क्रिकेट











लेख सूचनाक्रिकेट पुस्तक नाम हिन्दी विश्वकोश खण्ड 3 पृष्ठ संख्या 200 भाषा हिन्दी देवनागरी संपादक सुधाकर पांडेय प्रकाशक नागरी प्रचारणी सभा वाराणसी मुद्रक नागरी मुद्रण वाराणसी संस्करण सन्‌ 1976 ईसवी उपलब्ध भारतडिस्कवरी पुस्तकालय कॉपीराइट सूचना नागरी प्रचारणी सभा वाराणसी लेख सम्पादक परमेश्वरीलाल गुप्त क्रिकेट एक अति प्रसिद्ध अंग्रेजी खेल। इस खेल का प्रचार 13 वीं शती में भी था, यह उस समय के एक चित्र को देखने से ज्ञात होता है। उसमें लड़के क्रिकेट खेल रहे हैं। 16वीं शताब्दी से तो निरंतर पुस्तकों में क्रिकेट की चर्चा प्राप्त होती है। कहा जाता है, इंग्लैंड का प्रसिद्ध शासक ऑलिवर क्रॉमवेल बचपन में क्रिकेट का खिलाड़ी था।
क्रिकेट का पुराना खेल आधुनिक खेल से भिन्न था। प्रारंभ में भेंड चरानेवाले लड़के क्रिकेट खेला करते थे। वे पेड़ की एक शाखा काटकर उसका बल्ला बना लेते थे, जो आजकल की हॉकी स्टिक से मिलता जुलता था। वे कटे हुए किसी पेड़ के तने (stump) के सामने खड़े होकर खेलते थे या अपने घर के छोटे फाटक (wicket gate) को आउट बना लेते थे। आजकल के क्रिकेट में न तो पेड़ के तने (stump) हैं और…

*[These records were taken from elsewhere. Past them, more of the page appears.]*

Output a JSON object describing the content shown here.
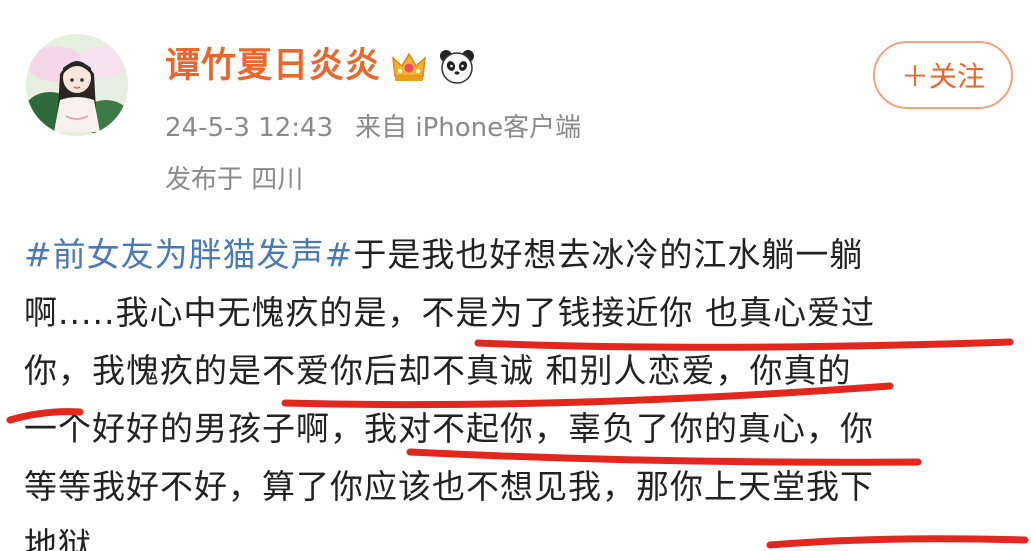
{
  "user": {
    "name": "谭竹夏日炎炎",
    "badge_icons": [
      "crown-badge-icon",
      "panda-badge-icon"
    ]
  },
  "follow": {
    "label": "＋关注"
  },
  "meta": {
    "time": "24-5-3 12:43",
    "source": "来自 iPhone客户端",
    "location": "发布于 四川"
  },
  "post": {
    "hashtag": "#前女友为胖猫发声#",
    "lines": [
      "于是我也好想去冰冷的江水躺一躺",
      "啊.....我心中无愧疚的是，不是为了钱接近你 也真心爱过",
      "你，我愧疚的是不爱你后却不真诚 和别人恋爱，你真的",
      "一个好好的男孩子啊，我对不起你，辜负了你的真心，你",
      "等等我好不好，算了你应该也不想见我，那你上天堂我下",
      "地狱"
    ]
  },
  "colors": {
    "username": "#e9662c",
    "hashtag": "#4b79b2",
    "underline": "#e3271f",
    "meta": "#8a8a8a"
  }
}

Dalit Officers

Case of an IAS Topper


Fate of a Scheduled Caste Candidate
A.K.BISWAS


The Union Public Service Commission under the Constitution of free India started functioning from January 26, 1950. The The Union Public Service Commission Commission conducted its first examination to recruit personnel for the IAS and Central Services the same year. There were 3,647 candidates for this examination. The First Report of the UPSC does not mention the number of Scheduled Caste or Scheduled Tribe candidates. But it discloses that Achyutananda Das was the country's first SC to make it to the IAS in 1950 itself. He was, in fact, the topper of his batch in the written examination.


Achyutananda Das, from West Bengal, secured 613 (58.38 per cent) out of 1050 marks in written examination whearas N. Krishnan from Madras secured 602 (57.33 per cent). But in the interview, Krishnan secured 260 (86.66 per cent) out of 300 as against 110 (36.66 per cent) by Achyutananda Das. Thus Achyutananda was left miles behin…